The windows are single pane, non-thermally broken aluminum, which don't meet current energy standards. To make matters worse, Burroughs noted to the committee, which was meeting in the library, that the columns around the windows are made of concrete, aren't insulated and draw heat out of the building.
“There's almost no insulation behind the exterior bricks,” Burroughs said. “And there's wood framing at the aluminum louvers that don't meet code requirement.”
Good news or bad news? The glass connectors between each wing of the building are unheated and uninsulated steel, tile, and glass connectors. While freezing cold in the winter, they also separate the wings in such a way that the fire marshal allowed the renovation of the C Wing without requiring that the rest of the school be brought up to code. That would have meant building fire walls and installing sprinkler systems through the two wings.
The antiquated electrical system is at the end of its useful life, according to Burroughs, “We're talking about transformers, sub-panels and local wiring. While the service entrance and main distribution from the service area have been recently replaced, areas of the B Wing area are at or near system capacity.”
Ventilation, plumbing and heating facilities are also due for upgrades or replacement. Floor tiles currently require a labor intensive maintenance program and are reaching the end of their useful life.
“Code compliance is a serious issue that must be addressed,” said Heidi Davis. “The Fire Marshal and Department of Public Safety are aware the facility does not satisfy Life Safety requirements at this time.”

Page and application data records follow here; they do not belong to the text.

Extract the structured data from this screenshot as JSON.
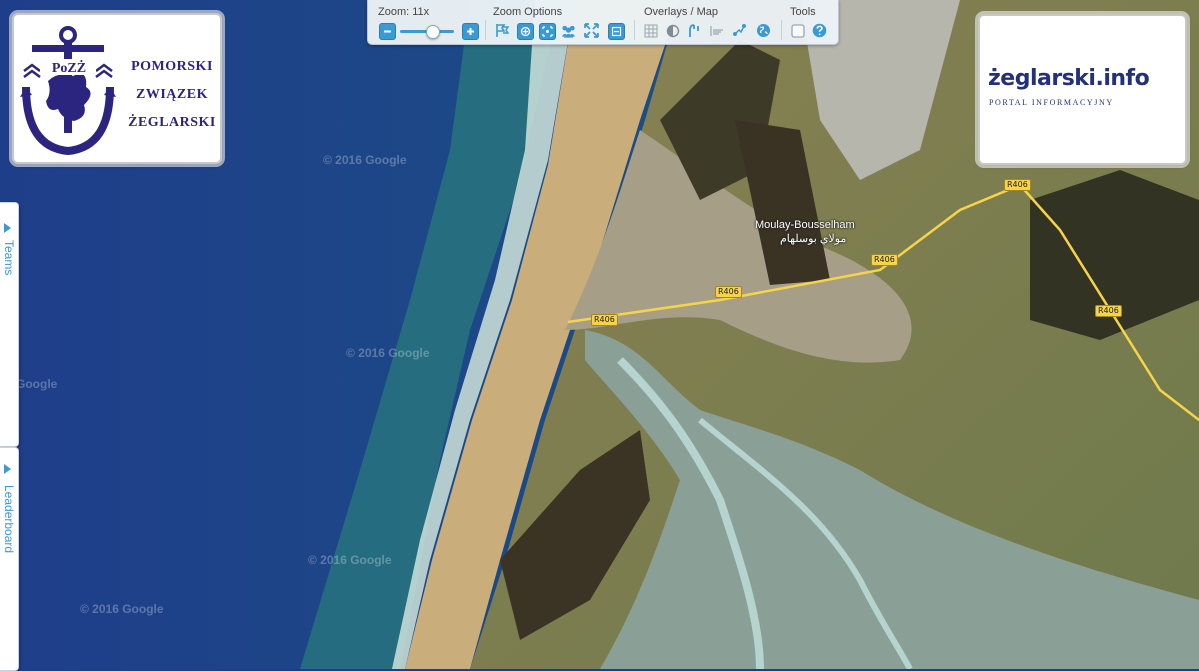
{
  "logos": {
    "pozz": {
      "initials": "PoZŻ",
      "lines": [
        "POMORSKI",
        "ZWIĄZEK",
        "ŻEGLARSKI"
      ]
    },
    "zeglarski": {
      "title": "żeglarski.info",
      "subtitle": "PORTAL INFORMACYJNY"
    }
  },
  "toolbar": {
    "zoom_label": "Zoom: 11x",
    "zoom_options_label": "Zoom Options",
    "overlays_label": "Overlays / Map",
    "tools_label": "Tools",
    "zoom_level": 11
  },
  "side_tabs": {
    "teams": "Teams",
    "leaderboard": "Leaderboard"
  },
  "map": {
    "place_label": "Moulay-Bousselham",
    "place_label_ar": "مولاي بوسلهام",
    "roads": [
      "R406",
      "R406",
      "R406",
      "R406",
      "R406"
    ],
    "watermarks": [
      "© 2016 Google",
      "© 2016 Google",
      "© 2016 Google",
      "© 2016 Google",
      "Google"
    ]
  },
  "colors": {
    "accent": "#3a9ad3",
    "brand_navy": "#2c2580",
    "ocean": "#1e3f86",
    "road": "#f6d44a"
  }
}
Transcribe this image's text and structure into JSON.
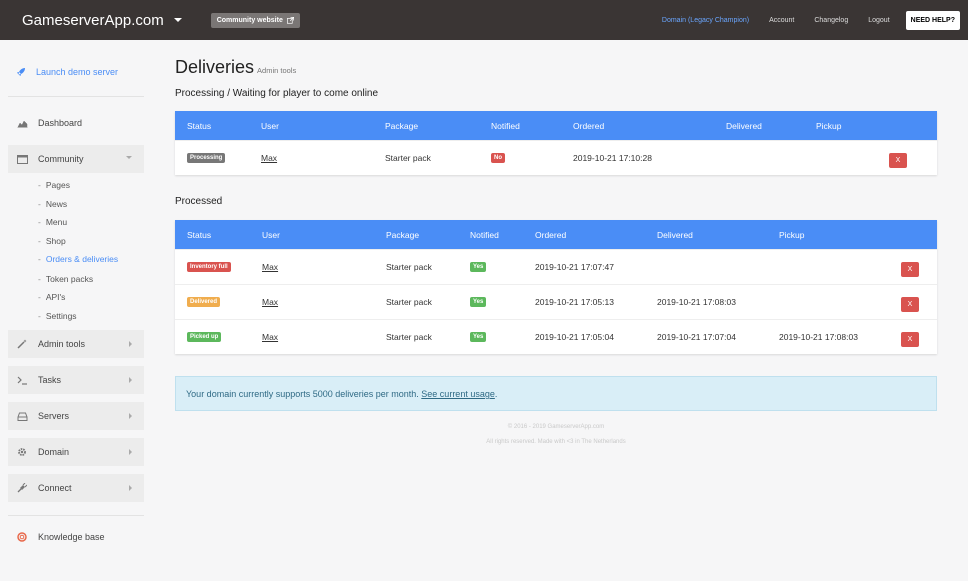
{
  "topbar": {
    "brand": "GameserverApp.com",
    "community_button": "Community website",
    "links": {
      "domain": "Domain (Legacy Champion)",
      "account": "Account",
      "changelog": "Changelog",
      "logout": "Logout"
    },
    "help_button": "NEED HELP?"
  },
  "sidebar": {
    "launch": "Launch demo server",
    "dashboard": "Dashboard",
    "community": "Community",
    "community_items": {
      "pages": "Pages",
      "news": "News",
      "menu": "Menu",
      "shop": "Shop",
      "orders": "Orders & deliveries",
      "token_packs": "Token packs",
      "apis": "API's",
      "settings": "Settings"
    },
    "admin_tools": "Admin tools",
    "tasks": "Tasks",
    "servers": "Servers",
    "domain": "Domain",
    "connect": "Connect",
    "knowledge_base": "Knowledge base"
  },
  "page": {
    "title": "Deliveries",
    "subtitle": "Admin tools"
  },
  "processing": {
    "title": "Processing / Waiting for player to come online",
    "headers": {
      "status": "Status",
      "user": "User",
      "package": "Package",
      "notified": "Notified",
      "ordered": "Ordered",
      "delivered": "Delivered",
      "pickup": "Pickup"
    },
    "rows": [
      {
        "status": "Processing",
        "user": "Max",
        "package": "Starter pack",
        "notified": "No",
        "ordered": "2019-10-21 17:10:28",
        "delete": "X"
      }
    ]
  },
  "processed": {
    "title": "Processed",
    "headers": {
      "status": "Status",
      "user": "User",
      "package": "Package",
      "notified": "Notified",
      "ordered": "Ordered",
      "delivered": "Delivered",
      "pickup": "Pickup"
    },
    "rows": [
      {
        "status": "Inventory full",
        "user": "Max",
        "package": "Starter pack",
        "notified": "Yes",
        "ordered": "2019-10-21 17:07:47",
        "delivered": "",
        "pickup": "",
        "delete": "X"
      },
      {
        "status": "Delivered",
        "user": "Max",
        "package": "Starter pack",
        "notified": "Yes",
        "ordered": "2019-10-21 17:05:13",
        "delivered": "2019-10-21 17:08:03",
        "pickup": "",
        "delete": "X"
      },
      {
        "status": "Picked up",
        "user": "Max",
        "package": "Starter pack",
        "notified": "Yes",
        "ordered": "2019-10-21 17:05:04",
        "delivered": "2019-10-21 17:07:04",
        "pickup": "2019-10-21 17:08:03",
        "delete": "X"
      }
    ]
  },
  "info": {
    "text": "Your domain currently supports 5000 deliveries per month. ",
    "link": "See current usage",
    "period": "."
  },
  "footer": {
    "line1": "© 2016 - 2019 GameserverApp.com",
    "line2": "All rights reserved. Made with <3 in The Netherlands"
  },
  "colors": {
    "topbar": "#3a3534",
    "accent": "#4a8df6",
    "danger": "#d9534f",
    "warning": "#f0ad4e",
    "success": "#5cb85c",
    "info_bg": "#d9eef7"
  }
}
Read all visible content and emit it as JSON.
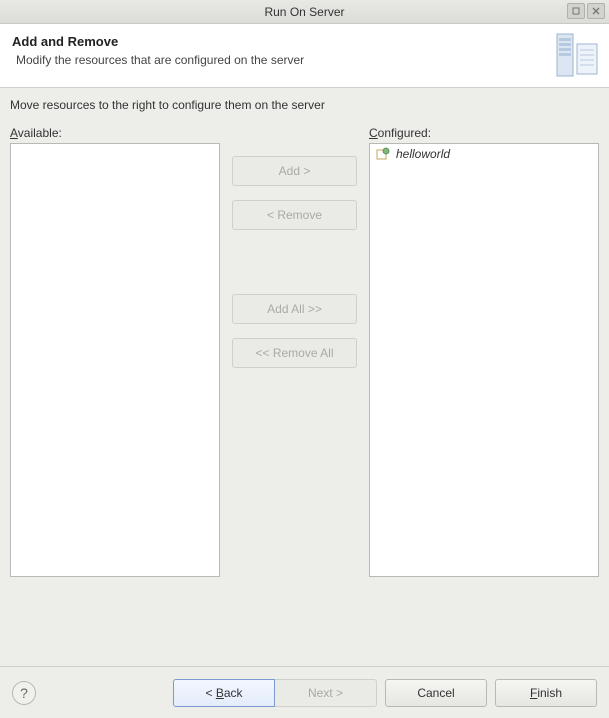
{
  "window": {
    "title": "Run On Server"
  },
  "header": {
    "title": "Add and Remove",
    "description": "Modify the resources that are configured on the server"
  },
  "instruction": "Move resources to the right to configure them on the server",
  "labels": {
    "available": "vailable:",
    "available_mn": "A",
    "configured": "onfigured:",
    "configured_mn": "C"
  },
  "buttons": {
    "add": "Add >",
    "remove": "< Remove",
    "addAll": "Add All >>",
    "removeAll": "<< Remove All",
    "back": "ack",
    "back_mn": "B",
    "back_prefix": "< ",
    "next": "Next >",
    "cancel": "Cancel",
    "finish": "inish",
    "finish_mn": "F"
  },
  "available_items": [],
  "configured_items": [
    {
      "label": "helloworld"
    }
  ]
}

Sprinkler systems and a fire wall will be required if any renovation is undertaken. Access is another major issue with the A Wing lift being non-compliant with accessibility rules. The B Wing elevator had to be upgraded with cab size requirements. Doors, hardware and rest rooms are also out of compliance.
The third area BRD addressed is educational needs. Burroughs notes the existing science labs do not meet current educational standards and are out of date. Teachers' work spaces are far removed from their classrooms and do not follow the current national mode.
“Gang style” showers in the locker rooms are outdated and do not allow for adequate privacy and separation, according to Burroughs, and the weight room is in a remote location and has limited supervision.
“Electrical and mechanical systems are at the end of their useful life,” he stated. “There's no green room for props. There's isn't an adequate place for small group practice and instruction space and there is no dance studio.”
Burroughs also said the special education spaces are spread out through the building and are not adequate to provide for the student's needs, the library doesn't meet academic standards for technology and media, and the nursing, administration, and guidance departments lack space and privacy and don't afford students confidential delivery of service.
The presentation was concluded after Burroughs recommended the committee consider its next steps.
“First, consider your needs, then the best solutions, and finally get a cost estimate,” Burroughs counseled the committee. “Choose which issues are the most important and prioritize your needs, and then decide what the school district can afford.” And he advised that in educating the public, “You need to shape the needs first so they know what the issues are, then address the solution. The last thing is to let the community know what it will cost. Putting cost first will drive the solution; you need people to focus on what the problems are and how to fix them.”
The committee is considering hiring a project manager to oversee the process and represent the school board's interests as the project moves forward. For an estimated cost of $9000, the project manager will work with the school starting immediately with an anticipated planning and construction process that will take several years to complete.